What’s next is optimizing for user experience, and branded design is one of the most powerful tools for doing that. The Tesla Model S offers some truly unique features (no gas tank, for example) but the one that brings me the most joy is the door handles. Since Tesla was designing and building a car from scratch, they took the opportunity to make it look and behave like the brand-new thing it was. So the door handles emerge and illuminate, almost magically, from the surface of the door as you approach, then sink back in once you’ve shut it. It’s an extraordinary detail that’s unique to Tesla – a fact you’re reminded of every time you use the vehicle.
Other brands and products that are doing this well are pictured here with Tesla’s magical door handle. Read more about Nest’s Farsight, Moen’s touch-sensitive faucet, and the Disney MagicBand in our 15 Favorite Branded Interactions post. These are the essence of prolonged joy in product design.
This approach is even more prevalent in digital-physical products. I’m not an Apple person but I can appreciate that their brand has become synonymous with pure forms, advanced materials, and distinct micro-interactions that bring pleasure to their users. Apple’s digital and physical identities feel like they came from the same place. By contrast, I also appreciate that Google’s latest Android and cloud apps deliver a different but equally clear branded message of simplicity and efficiency.
Google’s “Material Design” visual language, which defines the latest Android releases as well as online tools like Gmail and Docs (and the physical design of many Android phones), is a triumph of clarity and consistency, and it looks nothing like the iPhone.
Both systems of branded design are internally consistent and beautifully executed, which makes them a joy to use, but they’re quite distinct from each other. The Apple one (pictured, left) looks and feels like Apple, and the Google one (pictured, right) looks and feels like Google.
Helping Clients Find Their Joy
Oftentimes the most difficult part of our job at Bresslergroup is getting clients to articulate their values in a way that drives design that will be both distinctive and expressive of their brand. When you ask most organizations what they stand for, they can often default to things like Quality, Value, Innovation and a few other generic terms that everyone else uses, too.
Our role is to help client stakeholders develop unique identifiers that set them apart – what branding expert Simon Sinek calls “starting with Why”. Patagonia is about Quality and Innovation too, but ask their devoted customers and they’ll tell you about commitment to the environment, and the quiet, transformative exploration of the world’s dwindling wilderness. These qualities permeate Patagonia’s marketing messages, but also their products, from the names of the colors they use to the recycled materials that comprise some of their garments.
Unique identifiers drive the creation of experiential design elements that lead to prolonged joy.
These are more than just tricks to get people to buy your stuff.

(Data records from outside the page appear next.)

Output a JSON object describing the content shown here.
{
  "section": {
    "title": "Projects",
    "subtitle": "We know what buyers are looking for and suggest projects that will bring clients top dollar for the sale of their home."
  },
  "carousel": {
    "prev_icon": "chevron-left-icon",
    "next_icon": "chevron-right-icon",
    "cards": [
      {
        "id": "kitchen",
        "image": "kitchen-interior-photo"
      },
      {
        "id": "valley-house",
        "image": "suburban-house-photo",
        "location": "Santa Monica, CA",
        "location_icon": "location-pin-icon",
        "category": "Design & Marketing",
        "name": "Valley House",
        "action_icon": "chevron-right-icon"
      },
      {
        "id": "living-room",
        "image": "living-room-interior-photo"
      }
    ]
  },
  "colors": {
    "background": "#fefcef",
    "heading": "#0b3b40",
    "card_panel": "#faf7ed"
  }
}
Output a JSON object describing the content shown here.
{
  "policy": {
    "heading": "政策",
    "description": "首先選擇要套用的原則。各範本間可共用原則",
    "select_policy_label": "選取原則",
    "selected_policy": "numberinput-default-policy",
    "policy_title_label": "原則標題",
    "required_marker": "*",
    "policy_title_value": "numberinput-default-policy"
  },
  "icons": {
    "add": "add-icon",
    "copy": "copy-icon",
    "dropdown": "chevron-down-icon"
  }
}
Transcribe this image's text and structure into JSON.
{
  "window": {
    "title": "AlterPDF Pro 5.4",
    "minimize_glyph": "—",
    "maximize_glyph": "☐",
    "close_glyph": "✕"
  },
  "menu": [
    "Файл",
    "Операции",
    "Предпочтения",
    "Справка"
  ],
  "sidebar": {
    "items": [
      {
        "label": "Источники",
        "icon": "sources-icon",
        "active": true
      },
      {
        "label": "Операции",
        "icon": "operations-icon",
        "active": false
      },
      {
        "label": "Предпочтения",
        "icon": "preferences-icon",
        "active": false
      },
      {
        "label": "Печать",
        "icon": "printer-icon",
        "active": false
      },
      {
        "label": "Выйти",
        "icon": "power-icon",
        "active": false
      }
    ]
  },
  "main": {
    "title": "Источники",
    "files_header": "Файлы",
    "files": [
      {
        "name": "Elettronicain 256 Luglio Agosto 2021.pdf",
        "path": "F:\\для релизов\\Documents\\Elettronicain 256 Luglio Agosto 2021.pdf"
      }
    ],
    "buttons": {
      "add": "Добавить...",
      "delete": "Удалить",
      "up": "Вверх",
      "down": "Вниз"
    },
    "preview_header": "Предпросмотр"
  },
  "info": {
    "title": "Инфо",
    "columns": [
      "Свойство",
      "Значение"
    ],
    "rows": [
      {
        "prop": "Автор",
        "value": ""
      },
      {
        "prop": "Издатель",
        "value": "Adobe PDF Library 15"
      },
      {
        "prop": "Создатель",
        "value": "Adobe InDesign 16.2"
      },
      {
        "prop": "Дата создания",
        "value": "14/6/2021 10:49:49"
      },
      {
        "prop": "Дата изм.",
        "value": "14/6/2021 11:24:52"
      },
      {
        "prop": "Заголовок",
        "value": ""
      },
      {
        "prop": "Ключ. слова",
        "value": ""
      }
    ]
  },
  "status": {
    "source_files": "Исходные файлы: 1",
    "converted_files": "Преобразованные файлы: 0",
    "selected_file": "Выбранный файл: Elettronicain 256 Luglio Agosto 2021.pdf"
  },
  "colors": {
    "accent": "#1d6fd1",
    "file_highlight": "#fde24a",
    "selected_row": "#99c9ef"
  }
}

They are sources of joy, for millions of people. Nest’s Farsight feature and its graphic interaction, the touch-free operation of the Moen sensing faucet, the ambient technology of the Disney Band – all of these were designed, and all of them do a remarkable double duty, bringing a smile to countless faces and solidifying the identity of the brands that made them.
The best examples of branded design are thoughtful, generous, honest, and exuberant. As a consumer who avoids shirts with logos and as a designer who does a lot of this kind or work, I’m thrilled to see branding headed toward this more meaningful future. You could even call it happily ever after.